--- INFORMATION SUPPLIED Enclosed Below ---
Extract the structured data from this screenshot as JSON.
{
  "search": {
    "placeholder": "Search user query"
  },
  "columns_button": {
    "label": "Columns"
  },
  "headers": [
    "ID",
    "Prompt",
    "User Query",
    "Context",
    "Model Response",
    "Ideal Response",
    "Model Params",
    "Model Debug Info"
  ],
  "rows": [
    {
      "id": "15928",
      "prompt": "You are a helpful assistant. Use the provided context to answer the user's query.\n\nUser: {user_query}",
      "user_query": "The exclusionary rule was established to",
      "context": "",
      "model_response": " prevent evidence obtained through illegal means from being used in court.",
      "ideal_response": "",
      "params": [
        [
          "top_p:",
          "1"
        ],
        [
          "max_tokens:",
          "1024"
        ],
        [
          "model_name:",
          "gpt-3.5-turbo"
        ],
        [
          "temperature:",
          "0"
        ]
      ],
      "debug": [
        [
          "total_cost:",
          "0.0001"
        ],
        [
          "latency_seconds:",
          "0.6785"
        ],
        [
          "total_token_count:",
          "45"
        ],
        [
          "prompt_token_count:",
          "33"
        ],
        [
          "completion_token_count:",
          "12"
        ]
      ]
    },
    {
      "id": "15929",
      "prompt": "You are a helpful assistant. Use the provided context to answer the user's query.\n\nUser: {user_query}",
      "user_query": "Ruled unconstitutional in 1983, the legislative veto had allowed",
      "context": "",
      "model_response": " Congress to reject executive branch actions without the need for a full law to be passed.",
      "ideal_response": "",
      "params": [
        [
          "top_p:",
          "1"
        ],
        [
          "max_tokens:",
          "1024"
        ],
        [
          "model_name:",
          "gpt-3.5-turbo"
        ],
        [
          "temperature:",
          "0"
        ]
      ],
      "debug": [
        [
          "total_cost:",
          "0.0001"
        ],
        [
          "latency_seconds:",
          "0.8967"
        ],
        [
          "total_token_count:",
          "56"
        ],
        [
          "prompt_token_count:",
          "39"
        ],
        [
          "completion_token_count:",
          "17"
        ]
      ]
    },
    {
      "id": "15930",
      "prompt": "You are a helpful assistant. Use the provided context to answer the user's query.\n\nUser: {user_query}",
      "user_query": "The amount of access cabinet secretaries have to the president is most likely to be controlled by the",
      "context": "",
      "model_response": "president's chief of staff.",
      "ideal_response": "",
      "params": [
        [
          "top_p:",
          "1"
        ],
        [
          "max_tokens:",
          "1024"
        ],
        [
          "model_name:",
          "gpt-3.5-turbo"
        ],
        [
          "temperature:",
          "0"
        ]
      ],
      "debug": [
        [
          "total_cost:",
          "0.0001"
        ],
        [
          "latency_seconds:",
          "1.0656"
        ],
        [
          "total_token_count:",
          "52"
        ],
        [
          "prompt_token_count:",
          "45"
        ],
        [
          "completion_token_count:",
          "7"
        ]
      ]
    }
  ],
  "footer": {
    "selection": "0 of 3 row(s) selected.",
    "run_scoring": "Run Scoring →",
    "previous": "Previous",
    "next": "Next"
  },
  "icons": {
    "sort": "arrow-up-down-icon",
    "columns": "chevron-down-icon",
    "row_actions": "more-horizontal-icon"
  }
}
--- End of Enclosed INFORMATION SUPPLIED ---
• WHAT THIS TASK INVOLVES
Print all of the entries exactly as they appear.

• FINISHED TASK
Extract the structured data from this screenshot as JSON.
{
  "search": {
    "placeholder": "Search user query"
  },
  "columns_button": {
    "label": "Columns"
  },
  "headers": [
    "ID",
    "Prompt",
    "User Query",
    "Context",
    "Model Response",
    "Ideal Response",
    "Model Params",
    "Model Debug Info"
  ],
  "rows": [
    {
      "id": "15928",
      "prompt": "You are a helpful assistant. Use the provided context to answer the user's query.\n\nUser: {user_query}",
      "user_query": "The exclusionary rule was established to",
      "context": "",
      "model_response": " prevent evidence obtained through illegal means from being used in court.",
      "ideal_response": "",
      "params": [
        [
          "top_p:",
          "1"
        ],
        [
          "max_tokens:",
          "1024"
        ],
        [
          "model_name:",
          "gpt-3.5-turbo"
        ],
        [
          "temperature:",
          "0"
        ]
      ],
      "debug": [
        [
          "total_cost:",
          "0.0001"
        ],
        [
          "latency_seconds:",
          "0.6785"
        ],
        [
          "total_token_count:",
          "45"
        ],
        [
          "prompt_token_count:",
          "33"
        ],
        [
          "completion_token_count:",
          "12"
        ]
      ]
    },
    {
      "id": "15929",
      "prompt": "You are a helpful assistant. Use the provided context to answer the user's query.\n\nUser: {user_query}",
      "user_query": "Ruled unconstitutional in 1983, the legislative veto had allowed",
      "context": "",
      "model_response": " Congress to reject executive branch actions without the need for a full law to be passed.",
      "ideal_response": "",
      "params": [
        [
          "top_p:",
          "1"
        ],
        [
          "max_tokens:",
          "1024"
        ],
        [
          "model_name:",
          "gpt-3.5-turbo"
        ],
        [
          "temperature:",
          "0"
        ]
      ],
      "debug": [
        [
          "total_cost:",
          "0.0001"
        ],
        [
          "latency_seconds:",
          "0.8967"
        ],
        [
          "total_token_count:",
          "56"
        ],
        [
          "prompt_token_count:",
          "39"
        ],
        [
          "completion_token_count:",
          "17"
        ]
      ]
    },
    {
      "id": "15930",
      "prompt": "You are a helpful assistant. Use the provided context to answer the user's query.\n\nUser: {user_query}",
      "user_query": "The amount of access cabinet secretaries have to the president is most likely to be controlled by the",
      "context": "",
      "model_response": "president's chief of staff.",
      "ideal_response": "",
      "params": [
        [
          "top_p:",
          "1"
        ],
        [
          "max_tokens:",
          "1024"
        ],
        [
          "model_name:",
          "gpt-3.5-turbo"
        ],
        [
          "temperature:",
          "0"
        ]
      ],
      "debug": [
        [
          "total_cost:",
          "0.0001"
        ],
        [
          "latency_seconds:",
          "1.0656"
        ],
        [
          "total_token_count:",
          "52"
        ],
        [
          "prompt_token_count:",
          "45"
        ],
        [
          "completion_token_count:",
          "7"
        ]
      ]
    }
  ],
  "footer": {
    "selection": "0 of 3 row(s) selected.",
    "run_scoring": "Run Scoring →",
    "previous": "Previous",
    "next": "Next"
  },
  "icons": {
    "sort": "arrow-up-down-icon",
    "columns": "chevron-down-icon",
    "row_actions": "more-horizontal-icon"
  }
}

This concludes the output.